» Task item:
Restate each record below word for word, skipping images.
*** Opening Given information ***
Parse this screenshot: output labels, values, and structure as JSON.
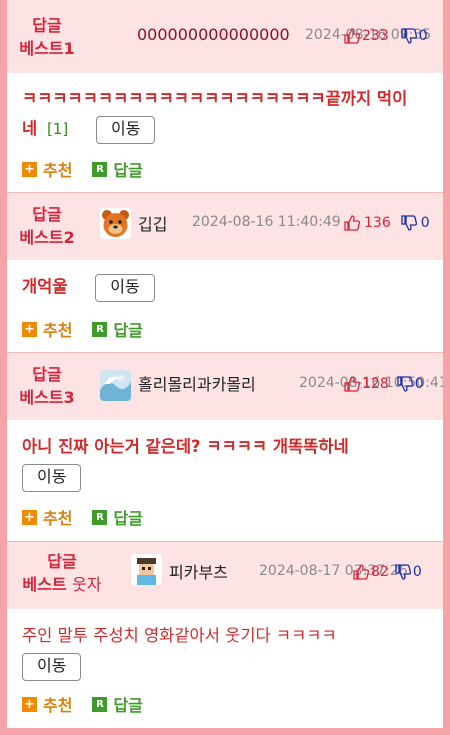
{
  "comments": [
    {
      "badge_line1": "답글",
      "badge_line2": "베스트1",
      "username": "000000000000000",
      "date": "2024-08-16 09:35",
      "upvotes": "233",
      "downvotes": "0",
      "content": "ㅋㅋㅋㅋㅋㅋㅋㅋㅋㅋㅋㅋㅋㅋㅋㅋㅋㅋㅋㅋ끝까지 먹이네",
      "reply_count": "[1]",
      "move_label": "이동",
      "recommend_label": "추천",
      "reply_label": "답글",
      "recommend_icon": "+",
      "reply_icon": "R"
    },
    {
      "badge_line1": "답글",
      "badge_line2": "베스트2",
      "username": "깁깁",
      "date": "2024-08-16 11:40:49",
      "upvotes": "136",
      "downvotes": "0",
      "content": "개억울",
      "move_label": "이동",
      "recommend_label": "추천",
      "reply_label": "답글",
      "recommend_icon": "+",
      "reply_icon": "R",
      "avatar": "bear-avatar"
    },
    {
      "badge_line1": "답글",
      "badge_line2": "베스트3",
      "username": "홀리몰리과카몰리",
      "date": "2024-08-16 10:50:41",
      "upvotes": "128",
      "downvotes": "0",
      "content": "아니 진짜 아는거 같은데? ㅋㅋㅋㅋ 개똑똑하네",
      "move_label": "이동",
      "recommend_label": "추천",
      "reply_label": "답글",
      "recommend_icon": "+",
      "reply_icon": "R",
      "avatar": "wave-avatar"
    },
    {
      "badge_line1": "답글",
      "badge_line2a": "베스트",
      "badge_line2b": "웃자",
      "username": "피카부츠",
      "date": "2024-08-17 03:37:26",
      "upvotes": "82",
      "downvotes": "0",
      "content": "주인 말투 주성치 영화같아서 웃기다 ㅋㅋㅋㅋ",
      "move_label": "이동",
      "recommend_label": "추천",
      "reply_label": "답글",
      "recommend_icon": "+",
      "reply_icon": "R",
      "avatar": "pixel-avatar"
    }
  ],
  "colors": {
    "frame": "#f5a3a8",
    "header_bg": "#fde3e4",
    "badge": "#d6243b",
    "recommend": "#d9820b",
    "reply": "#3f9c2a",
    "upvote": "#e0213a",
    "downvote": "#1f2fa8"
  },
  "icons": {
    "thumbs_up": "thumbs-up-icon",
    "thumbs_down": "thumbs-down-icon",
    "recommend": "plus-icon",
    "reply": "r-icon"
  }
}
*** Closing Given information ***
» Written solution:
Parse this screenshot: output labels, values, and structure as JSON.
{
  "comments": [
    {
      "badge_line1": "답글",
      "badge_line2": "베스트1",
      "username": "000000000000000",
      "date": "2024-08-16 09:35",
      "upvotes": "233",
      "downvotes": "0",
      "content": "ㅋㅋㅋㅋㅋㅋㅋㅋㅋㅋㅋㅋㅋㅋㅋㅋㅋㅋㅋㅋ끝까지 먹이네",
      "reply_count": "[1]",
      "move_label": "이동",
      "recommend_label": "추천",
      "reply_label": "답글",
      "recommend_icon": "+",
      "reply_icon": "R"
    },
    {
      "badge_line1": "답글",
      "badge_line2": "베스트2",
      "username": "깁깁",
      "date": "2024-08-16 11:40:49",
      "upvotes": "136",
      "downvotes": "0",
      "content": "개억울",
      "move_label": "이동",
      "recommend_label": "추천",
      "reply_label": "답글",
      "recommend_icon": "+",
      "reply_icon": "R",
      "avatar": "bear-avatar"
    },
    {
      "badge_line1": "답글",
      "badge_line2": "베스트3",
      "username": "홀리몰리과카몰리",
      "date": "2024-08-16 10:50:41",
      "upvotes": "128",
      "downvotes": "0",
      "content": "아니 진짜 아는거 같은데? ㅋㅋㅋㅋ 개똑똑하네",
      "move_label": "이동",
      "recommend_label": "추천",
      "reply_label": "답글",
      "recommend_icon": "+",
      "reply_icon": "R",
      "avatar": "wave-avatar"
    },
    {
      "badge_line1": "답글",
      "badge_line2a": "베스트",
      "badge_line2b": "웃자",
      "username": "피카부츠",
      "date": "2024-08-17 03:37:26",
      "upvotes": "82",
      "downvotes": "0",
      "content": "주인 말투 주성치 영화같아서 웃기다 ㅋㅋㅋㅋ",
      "move_label": "이동",
      "recommend_label": "추천",
      "reply_label": "답글",
      "recommend_icon": "+",
      "reply_icon": "R",
      "avatar": "pixel-avatar"
    }
  ],
  "colors": {
    "frame": "#f5a3a8",
    "header_bg": "#fde3e4",
    "badge": "#d6243b",
    "recommend": "#d9820b",
    "reply": "#3f9c2a",
    "upvote": "#e0213a",
    "downvote": "#1f2fa8"
  },
  "icons": {
    "thumbs_up": "thumbs-up-icon",
    "thumbs_down": "thumbs-down-icon",
    "recommend": "plus-icon",
    "reply": "r-icon"
  }
}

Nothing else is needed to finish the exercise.